Does Improving Sleep Lead To Improved Brain Injury Recovery?
Though the link is poorly understood, brain injuries and an increase in problems with sleep often go hand-in-hand. Now, a new study suggests improvements in sleep problems could be a useful metric for assessing how far along a person’s recovery from a brain injury is.
According to a report published in the journal Neurology, recovery from TBI progresses at the same speed as an injured person’s sleep quality improves.
“These results suggest that monitoring a person’s sleep-wake cycle may be a useful tool for assessing their recovery after traumatic brain injury,” said study author Nadia Gosselin. She’s an assistant professor in the department of psychology at the University of Montreal.
“We found that when someone sustained a brain injury and had not recovered a certain level of consciousness to keep them awake and aware of their surroundings, they were not able to generate a good sleep-wake cycle. But as they recovered, their quality of sleep improved,” Gosselin said in a news release from the American Academy of Neurology.
For the study, the researchers examined 30 patients between the ages of 17 and 58 who had been hospitalized for brain injuries. Most participants were injured in car accidents and were comatose when arriving at the hospital.
Starting two to four weeks after the patient was injured, the team tested the patient’s levels of consciousness and cognitive function. The participants were also equipped with devices worn on their wrists to track when they were sleeping and awake.
The expectation of the researchers was that improvements in sleep patterns would precede improvements in cognition and awareness, but they were surprised to see that wasn’t the case. Instead, both appeared to improve simultaneously.
While the findings may suggest sleep is an essential part in healing from a moderate-to-severe TBI, there are some questions raised by the report. For instance, whether improvements in sleep are directly contributing to improvements in cognition and healing, or if sleep simply allowed them to perform better on the tests of brain function.

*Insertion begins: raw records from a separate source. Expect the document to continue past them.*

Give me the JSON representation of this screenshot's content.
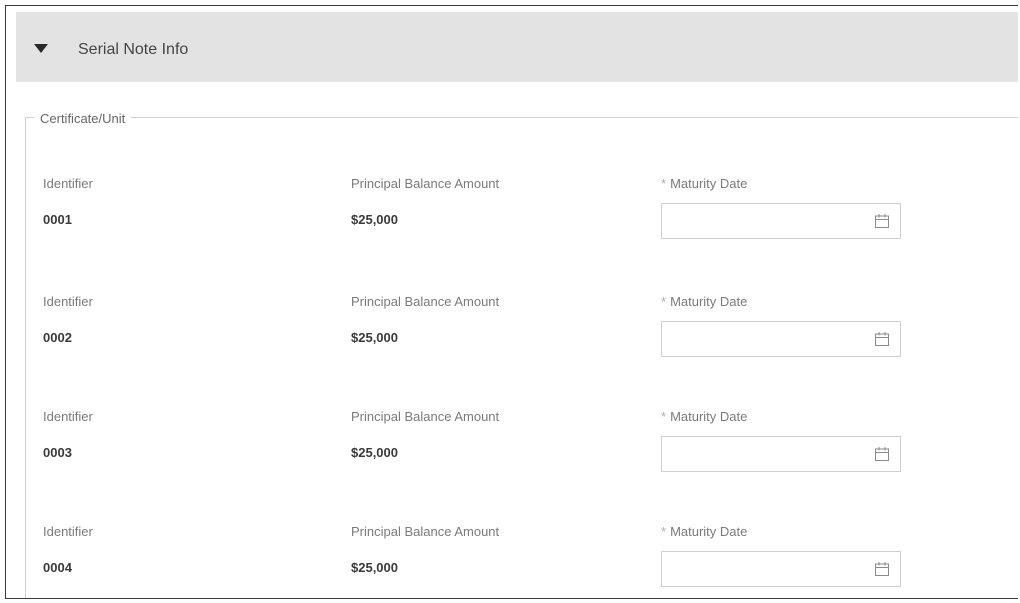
{
  "section": {
    "title": "Serial Note Info",
    "icon": "caret-down-icon",
    "group_legend": "Certificate/Unit"
  },
  "labels": {
    "identifier": "Identifier",
    "principal": "Principal Balance Amount",
    "required_marker": "*",
    "maturity": "Maturity Date"
  },
  "rows": [
    {
      "identifier": "0001",
      "principal": "$25,000",
      "maturity_date": ""
    },
    {
      "identifier": "0002",
      "principal": "$25,000",
      "maturity_date": ""
    },
    {
      "identifier": "0003",
      "principal": "$25,000",
      "maturity_date": ""
    },
    {
      "identifier": "0004",
      "principal": "$25,000",
      "maturity_date": ""
    }
  ],
  "icons": {
    "date_picker": "calendar-icon"
  }
}
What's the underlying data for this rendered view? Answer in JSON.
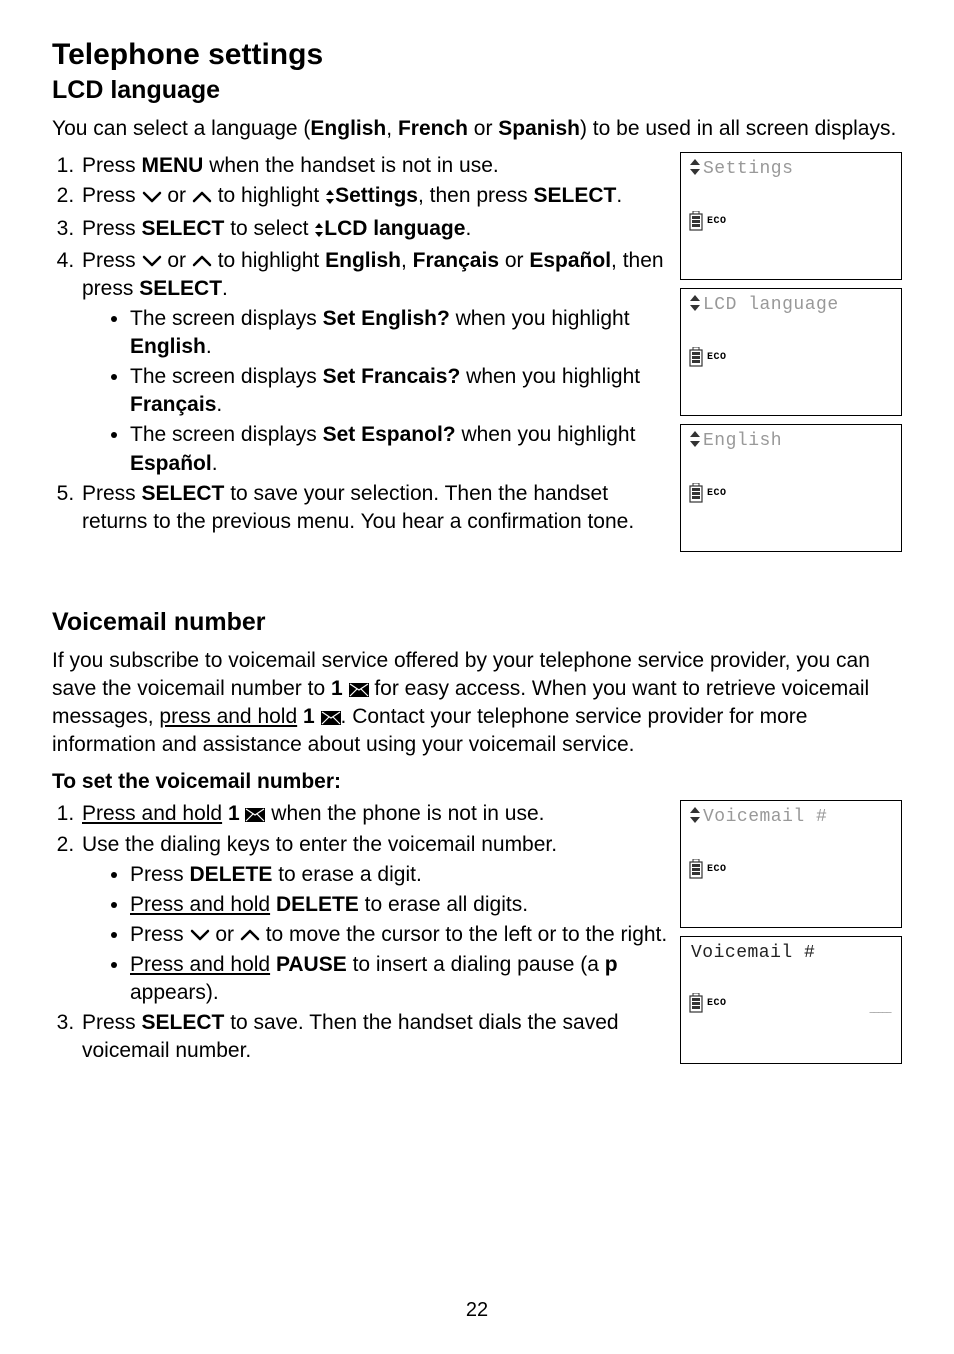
{
  "page_number": "22",
  "h1": "Telephone settings",
  "sec1": {
    "title": "LCD language",
    "intro_parts": [
      "You can select a language (",
      "English",
      ", ",
      "French",
      " or ",
      "Spanish",
      ") to be used in all screen displays."
    ],
    "steps": {
      "s1": [
        "Press ",
        "MENU",
        " when the handset is not in use."
      ],
      "s2a": "Press ",
      "s2b": " or ",
      "s2c": " to highlight ",
      "s2d": "Settings",
      "s2e": ", then press ",
      "s2f": "SELECT",
      "s2g": ".",
      "s3": [
        "Press ",
        "SELECT",
        " to select ",
        "LCD language",
        "."
      ],
      "s4a": "Press ",
      "s4b": " or ",
      "s4c": " to highlight ",
      "s4d": "English",
      "s4e": ", ",
      "s4f": "Français",
      "s4g": " or ",
      "s4h": "Español",
      "s4i": ", then press ",
      "s4j": "SELECT",
      "s4k": ".",
      "b1": [
        "The screen displays ",
        "Set English?",
        " when you highlight ",
        "English",
        "."
      ],
      "b2": [
        "The screen displays ",
        "Set Francais?",
        " when you highlight ",
        "Français",
        "."
      ],
      "b3": [
        "The screen displays ",
        "Set Espanol?",
        " when you highlight ",
        "Español",
        "."
      ],
      "s5": [
        "Press ",
        "SELECT",
        " to save your selection. Then the handset returns to the previous menu. You hear a confirmation tone."
      ]
    },
    "lcd1": "Settings",
    "lcd2": "LCD language",
    "lcd3": "English"
  },
  "sec2": {
    "title": "Voicemail number",
    "intro_a": "If you subscribe to voicemail service offered by your telephone service provider, you can save the voicemail number to ",
    "intro_b": "1",
    "intro_c": " for easy access. When you want to retrieve voicemail messages, ",
    "intro_d": "press and hold",
    "intro_e": " ",
    "intro_f": "1",
    "intro_g": ". Contact your telephone service provider for more information and assistance about using your voicemail service.",
    "subheading": "To set the voicemail number:",
    "s1a": "Press and hold",
    "s1b": " ",
    "s1c": "1",
    "s1d": " when the phone is not in use.",
    "s2": "Use the dialing keys to enter the voicemail number.",
    "b1": [
      "Press ",
      "DELETE",
      " to erase a digit."
    ],
    "b2a": "Press and hold",
    "b2b": " ",
    "b2c": "DELETE",
    "b2d": " to erase all digits.",
    "b3a": "Press ",
    "b3b": " or ",
    "b3c": " to move the cursor to the left or to the right.",
    "b4a": "Press and hold",
    "b4b": " ",
    "b4c": "PAUSE",
    "b4d": " to insert a dialing pause (a ",
    "b4e": "p",
    "b4f": " appears).",
    "s3": [
      "Press ",
      "SELECT",
      " to save. Then the handset dials the saved voicemail number."
    ],
    "lcd1": "Voicemail #",
    "lcd2": "Voicemail #"
  },
  "eco_label": "ECO"
}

Gosselin says the team hopes to clarify that with future studies, but firmly believes restoring sleep functions aids in the recovery process following a brain injury.
“I think bad sleep can have bad consequences for brain recovery,” she says.